"The great part of this job is to be able to tell the incoming secretary as well as my successor the importance of the senior enlisted members' role in DoD," he said. "We ensure senior leaders and the military's top commander are aware that before any decision is made that involves our enlisted force, that we can provide sound advice."
Along with providing information on the military's 1.3 million active duty enlisted members, Williams is the liaison between the secretary and the services' senior five enlisted members. The secretary meets regularly with the senior enlisted members and calls special meetings are whenever an issue arises involving the enlisted force.
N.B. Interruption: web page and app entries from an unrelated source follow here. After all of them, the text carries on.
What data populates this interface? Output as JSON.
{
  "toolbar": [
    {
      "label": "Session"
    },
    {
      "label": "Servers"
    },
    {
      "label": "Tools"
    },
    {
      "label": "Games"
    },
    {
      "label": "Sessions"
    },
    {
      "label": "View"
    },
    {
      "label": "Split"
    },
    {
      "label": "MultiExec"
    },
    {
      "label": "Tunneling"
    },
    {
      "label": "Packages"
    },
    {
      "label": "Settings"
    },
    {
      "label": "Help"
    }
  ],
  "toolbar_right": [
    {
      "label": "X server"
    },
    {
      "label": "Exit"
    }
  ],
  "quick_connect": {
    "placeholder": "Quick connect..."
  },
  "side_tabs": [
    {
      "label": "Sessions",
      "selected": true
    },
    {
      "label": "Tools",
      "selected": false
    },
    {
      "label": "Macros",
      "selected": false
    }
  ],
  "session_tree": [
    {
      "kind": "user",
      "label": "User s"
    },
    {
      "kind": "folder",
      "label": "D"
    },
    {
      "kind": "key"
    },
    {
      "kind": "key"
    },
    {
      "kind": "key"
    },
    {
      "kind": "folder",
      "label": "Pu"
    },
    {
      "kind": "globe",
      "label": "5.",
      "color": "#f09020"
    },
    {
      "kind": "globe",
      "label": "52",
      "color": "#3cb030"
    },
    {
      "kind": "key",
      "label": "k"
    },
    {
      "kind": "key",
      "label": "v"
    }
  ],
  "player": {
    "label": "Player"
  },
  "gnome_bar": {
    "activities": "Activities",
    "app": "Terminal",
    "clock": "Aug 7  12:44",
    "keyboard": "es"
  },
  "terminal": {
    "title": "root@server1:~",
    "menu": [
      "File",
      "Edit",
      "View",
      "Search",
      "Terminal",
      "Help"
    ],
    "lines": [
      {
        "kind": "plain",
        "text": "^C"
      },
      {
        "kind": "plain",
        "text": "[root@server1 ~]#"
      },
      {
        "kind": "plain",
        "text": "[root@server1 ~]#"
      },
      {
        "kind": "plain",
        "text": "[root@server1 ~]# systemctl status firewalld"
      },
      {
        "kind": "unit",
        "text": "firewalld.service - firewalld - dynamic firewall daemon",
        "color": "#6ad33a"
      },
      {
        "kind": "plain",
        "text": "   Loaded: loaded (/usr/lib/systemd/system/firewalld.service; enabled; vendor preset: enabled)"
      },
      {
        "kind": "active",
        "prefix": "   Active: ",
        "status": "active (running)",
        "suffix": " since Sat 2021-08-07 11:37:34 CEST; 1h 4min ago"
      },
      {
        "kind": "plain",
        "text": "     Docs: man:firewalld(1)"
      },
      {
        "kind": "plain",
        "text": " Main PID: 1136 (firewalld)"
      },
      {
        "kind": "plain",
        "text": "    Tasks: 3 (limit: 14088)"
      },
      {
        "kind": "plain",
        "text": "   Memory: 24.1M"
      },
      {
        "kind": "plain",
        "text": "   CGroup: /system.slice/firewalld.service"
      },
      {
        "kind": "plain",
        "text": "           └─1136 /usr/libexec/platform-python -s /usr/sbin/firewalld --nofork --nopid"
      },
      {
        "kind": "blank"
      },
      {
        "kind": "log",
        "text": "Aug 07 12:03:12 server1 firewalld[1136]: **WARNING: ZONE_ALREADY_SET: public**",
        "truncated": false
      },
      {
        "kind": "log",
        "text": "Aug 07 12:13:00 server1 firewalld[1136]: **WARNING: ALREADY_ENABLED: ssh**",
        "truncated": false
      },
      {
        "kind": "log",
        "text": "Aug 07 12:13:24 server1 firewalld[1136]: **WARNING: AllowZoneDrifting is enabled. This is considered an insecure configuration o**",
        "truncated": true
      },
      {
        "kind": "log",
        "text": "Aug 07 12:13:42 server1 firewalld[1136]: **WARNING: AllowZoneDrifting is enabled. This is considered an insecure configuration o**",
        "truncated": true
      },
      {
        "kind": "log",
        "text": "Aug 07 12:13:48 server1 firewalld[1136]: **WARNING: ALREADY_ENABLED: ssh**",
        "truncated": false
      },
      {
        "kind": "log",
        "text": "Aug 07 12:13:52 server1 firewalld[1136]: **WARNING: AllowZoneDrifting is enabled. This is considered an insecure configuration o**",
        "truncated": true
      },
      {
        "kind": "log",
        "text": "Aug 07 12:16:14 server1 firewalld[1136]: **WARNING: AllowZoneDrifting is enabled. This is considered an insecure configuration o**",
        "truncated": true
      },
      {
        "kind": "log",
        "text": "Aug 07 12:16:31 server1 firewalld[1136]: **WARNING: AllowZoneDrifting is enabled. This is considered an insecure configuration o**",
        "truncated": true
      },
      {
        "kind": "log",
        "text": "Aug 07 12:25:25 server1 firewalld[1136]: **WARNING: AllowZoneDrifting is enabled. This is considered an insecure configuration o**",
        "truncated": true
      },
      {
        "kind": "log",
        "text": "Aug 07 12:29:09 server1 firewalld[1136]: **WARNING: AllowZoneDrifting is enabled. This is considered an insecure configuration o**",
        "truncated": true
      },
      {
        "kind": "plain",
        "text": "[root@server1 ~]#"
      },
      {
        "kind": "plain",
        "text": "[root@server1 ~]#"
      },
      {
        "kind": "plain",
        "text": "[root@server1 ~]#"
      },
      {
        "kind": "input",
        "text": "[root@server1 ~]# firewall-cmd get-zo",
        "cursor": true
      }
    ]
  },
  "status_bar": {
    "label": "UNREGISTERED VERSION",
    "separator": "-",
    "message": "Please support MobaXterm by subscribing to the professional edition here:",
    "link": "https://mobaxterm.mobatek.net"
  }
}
"If the secretary has an issue," Williams said, "I pass it to those individuals, they go out to the fleet, bring it back and that's how we get the information we need. They've gone out and talked to the command sergeants major or the master chief petty officers around the world to get their input and information."
"Last year, the big thing was pay," Williams told the American Forces Press Service during a December trip to troop bases in Germany and the Balkans. "So we probably met on 12 different occasions just for those particular issues as we were ironing out things. Right now, we're working on housing."
Because the services have different needs, the senior enlisted try to make sure they're "not overlapping one another or keeping one another from getting whatever it is that they need to service their troops," he added.
The services' current senior enlisted members have a unique camaraderie, Williams noted. "This is probably the greatest relationship I've seen in the five years I've had this job here. This is a fantastic group of people. I'm not sure why they get along so well, but they do."